-“Flash” by Queen
-“The Ghost Inside” by Broken Bells
Things are out of sorts. People are lost to time. But Andrew and D. Bethel will do their damnedest to get another episode 100 to you on time (in time?). If you have not listened to Part 1 of Episode 100, be sure to do so before diving into part 2. Trust us. It’s important.
NICK SPRINGER AND THE FREMONT HORROR: Witness the first installment of a long-in-development (pre-podcast!) audio drama ripped from the minds of Andrew and Dan.
I AIN’T AFRAID: Andrew and Dan dig into the new Ghostbusters and love every ounce of it.
Nick Springer and the Fremont Horror Credits:
Story: Andrew Asplund
Script: D. Bethel
Directors: D. Bethel & Andrew Asplund
Editor: D. Bethel
Nick Springer: Andrew Asplund
Kasey O’Shea: Kyle Smith
Karen Waite: Elisa Parrett
Hector Vassos: Niall Feeney
-“Running on Gravel” by Benboncan
-“Man screaming” by Archeos
-“Zombie Bite 1” by Slave2theLight
-“Wing Flap (Flag Flapping)” by ani_music
-“FOLEY_Footsteps_Carpet_001” by conleec
-“11 Minutes of City Sounds” by Niedec (recorded in Seattle)
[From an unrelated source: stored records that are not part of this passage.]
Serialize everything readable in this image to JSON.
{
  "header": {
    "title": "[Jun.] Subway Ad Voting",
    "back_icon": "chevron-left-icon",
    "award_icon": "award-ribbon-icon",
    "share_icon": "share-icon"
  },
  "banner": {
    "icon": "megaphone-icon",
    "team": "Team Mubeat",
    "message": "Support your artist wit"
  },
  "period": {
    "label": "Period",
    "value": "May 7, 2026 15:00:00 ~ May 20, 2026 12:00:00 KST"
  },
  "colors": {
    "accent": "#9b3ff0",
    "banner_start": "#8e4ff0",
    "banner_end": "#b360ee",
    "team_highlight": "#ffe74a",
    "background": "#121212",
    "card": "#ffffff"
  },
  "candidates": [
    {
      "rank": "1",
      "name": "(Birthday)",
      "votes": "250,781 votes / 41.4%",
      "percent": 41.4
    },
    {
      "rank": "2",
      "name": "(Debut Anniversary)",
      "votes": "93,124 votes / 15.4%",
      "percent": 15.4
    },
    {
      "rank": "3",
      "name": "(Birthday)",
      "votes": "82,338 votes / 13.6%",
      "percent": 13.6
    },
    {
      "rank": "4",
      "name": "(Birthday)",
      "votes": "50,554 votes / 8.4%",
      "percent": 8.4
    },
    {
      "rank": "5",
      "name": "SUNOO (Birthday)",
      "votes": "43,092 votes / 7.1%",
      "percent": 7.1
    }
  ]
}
-“Getting in Car and Start” by jrssandoval
-“Starting Car from Inside” by evsecrets
-“VW Golf GTI Pull Away (Zoom H2n M&S)” by Everyday Sounds
-“Short drive, interior” by AugustSandberg
-“CarArriveAndStop” by jmdb
-“City highway busy cars pulling out” by natemarler
-“Walking-gravel” by xserra
-“01019 car door 3” by Robinhood76
-“1BramCamera” by kwahmah_02
Thanks for all those who helped this long-dreamed project get a leg-up into reality!
WEEK IN GEEK: Andrew plays the Neverwinter MMO on the Playstation 4, while Dan watches Terminator: Genisys and definitely does not hate it.
Please leave a review on iTunes to help spread the word to new potential listeners.
For all intents and purposes, that is officially 100 episodes.
-“A Journey Into Darkness” by Steve Henifin (from Eternal Darkness: Sanity’s Requiem)
-“Back in Time” by D. Bethel
-“The Worst That I Have Met (Nick Springer Theme)” by D. Bethel.
-“Back in Time” by Huey Lewis & The News
-“Stayin’ In Black” by Wax Audio
-“Fanfare” by Nobuo Uematsu (from Final Fantasy VI)
Week in Geek: Andrew goes back to playing Assassin’s Creed Chronicles: China, while Dan goes way back into the past by playing the Nintendo DS release of the Super Famicom classic, Front Mission.
Also, friends of the show, Jason Tudor and Keith Houin’s sci-fi webcomic, Vorpal, now has a print version available for purchase. Check it out at Headshrinker’s Press.
Archiving Legacies: Dan and Andrew discuss how video games are being preserved and/or reintroduced to modern players and how the process isn’t as straightforward as it seems like it should be.
A +1 Parting of the Ways: Wizards of the Coast announces that it will not be holding an official presence at this year’s Gen Con, which is strange since Dungeons & Dragons creator, Gary Gygax, actually founded the show. What does this mean for WotC and Gen Con?
Leave a comment at forall.libsyn.com. Be sure to join our official Facebook and Google+ pages to get updates and participate in listener conversations. Send us an e-mail at forallpod [at] gmail [dot] com. Also, the best way to help the show is to leave a review on the iTunes store.
For all intents and purposes, that was an episode recap.
Week in Geek: Andrew nearly swims between the polar ends of Final Fantasy by watching Final Fantasy X HD Remaster and playing for himself Final Fantasy for iOS. Dan, on the other hand, has been playing The Swindle on PS4.
Dungeon Master’s Guild: Dan and Andrew discuss a few of the facets involved with Wizards of the Coast’s and Dungeon & Dragon’s news about the newly opened “Dungeon Master’s Guild” whereby user-created DnD content can be sold without worry of legal repercussion.
Starman: Andrew and Dan spend some time to talk about the death of David Bowie, despite the fact that their exposure to his work was tangential and limited at best. However, it must be said that his work and impact was hard to ignore.
If you would like to share your thoughts on any of this week’s topics, please leave a comment at forall.libsyn.com. Be sure to join the official Facebook and Google+ pages for updates and conversations among listeners. E-mail the show at forallpod [at] gmail [dot] com. The best way to help the show would be to leave a review on iTunes to help spread the word to new potential listeners.
For all intents and purposes, that was an episode recap.